■ PROBLEM
Each line below should be quoted exactly, please.

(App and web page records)
---

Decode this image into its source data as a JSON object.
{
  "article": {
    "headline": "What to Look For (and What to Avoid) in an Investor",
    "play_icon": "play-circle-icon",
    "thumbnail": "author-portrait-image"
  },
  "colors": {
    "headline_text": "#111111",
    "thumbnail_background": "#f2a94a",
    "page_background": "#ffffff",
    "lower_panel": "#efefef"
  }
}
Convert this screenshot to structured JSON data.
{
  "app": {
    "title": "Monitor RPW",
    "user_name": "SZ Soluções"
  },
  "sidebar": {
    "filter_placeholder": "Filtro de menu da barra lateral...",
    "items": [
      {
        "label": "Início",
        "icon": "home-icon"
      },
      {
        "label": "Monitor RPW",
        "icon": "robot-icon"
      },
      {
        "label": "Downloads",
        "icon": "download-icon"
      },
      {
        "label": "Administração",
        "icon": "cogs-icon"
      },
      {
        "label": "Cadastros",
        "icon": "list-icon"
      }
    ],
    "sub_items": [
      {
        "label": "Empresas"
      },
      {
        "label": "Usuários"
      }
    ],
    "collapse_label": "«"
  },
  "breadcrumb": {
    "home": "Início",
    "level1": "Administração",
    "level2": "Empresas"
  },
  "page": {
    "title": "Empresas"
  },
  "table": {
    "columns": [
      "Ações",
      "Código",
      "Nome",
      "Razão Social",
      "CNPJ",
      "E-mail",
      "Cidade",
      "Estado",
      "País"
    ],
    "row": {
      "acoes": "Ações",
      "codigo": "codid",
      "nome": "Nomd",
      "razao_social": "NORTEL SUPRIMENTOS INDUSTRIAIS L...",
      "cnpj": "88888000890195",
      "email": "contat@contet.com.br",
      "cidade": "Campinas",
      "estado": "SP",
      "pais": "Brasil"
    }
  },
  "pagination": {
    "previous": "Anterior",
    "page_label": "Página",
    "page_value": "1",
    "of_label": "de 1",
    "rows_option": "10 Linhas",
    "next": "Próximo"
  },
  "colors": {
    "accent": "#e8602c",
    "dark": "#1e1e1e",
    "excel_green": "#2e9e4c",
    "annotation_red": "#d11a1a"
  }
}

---

■ RESPONSE TO THE EXERCISE
Decode this image into its source data as a JSON object.
{
  "article": {
    "headline": "What to Look For (and What to Avoid) in an Investor",
    "play_icon": "play-circle-icon",
    "thumbnail": "author-portrait-image"
  },
  "colors": {
    "headline_text": "#111111",
    "thumbnail_background": "#f2a94a",
    "page_background": "#ffffff",
    "lower_panel": "#efefef"
  }
}
Convert this screenshot to structured JSON data.
{
  "app": {
    "title": "Monitor RPW",
    "user_name": "SZ Soluções"
  },
  "sidebar": {
    "filter_placeholder": "Filtro de menu da barra lateral...",
    "items": [
      {
        "label": "Início",
        "icon": "home-icon"
      },
      {
        "label": "Monitor RPW",
        "icon": "robot-icon"
      },
      {
        "label": "Downloads",
        "icon": "download-icon"
      },
      {
        "label": "Administração",
        "icon": "cogs-icon"
      },
      {
        "label": "Cadastros",
        "icon": "list-icon"
      }
    ],
    "sub_items": [
      {
        "label": "Empresas"
      },
      {
        "label": "Usuários"
      }
    ],
    "collapse_label": "«"
  },
  "breadcrumb": {
    "home": "Início",
    "level1": "Administração",
    "level2": "Empresas"
  },
  "page": {
    "title": "Empresas"
  },
  "table": {
    "columns": [
      "Ações",
      "Código",
      "Nome",
      "Razão Social",
      "CNPJ",
      "E-mail",
      "Cidade",
      "Estado",
      "País"
    ],
    "row": {
      "acoes": "Ações",
      "codigo": "codid",
      "nome": "Nomd",
      "razao_social": "NORTEL SUPRIMENTOS INDUSTRIAIS L...",
      "cnpj": "88888000890195",
      "email": "contat@contet.com.br",
      "cidade": "Campinas",
      "estado": "SP",
      "pais": "Brasil"
    }
  },
  "pagination": {
    "previous": "Anterior",
    "page_label": "Página",
    "page_value": "1",
    "of_label": "de 1",
    "rows_option": "10 Linhas",
    "next": "Próximo"
  },
  "colors": {
    "accent": "#e8602c",
    "dark": "#1e1e1e",
    "excel_green": "#2e9e4c",
    "annotation_red": "#d11a1a"
  }
}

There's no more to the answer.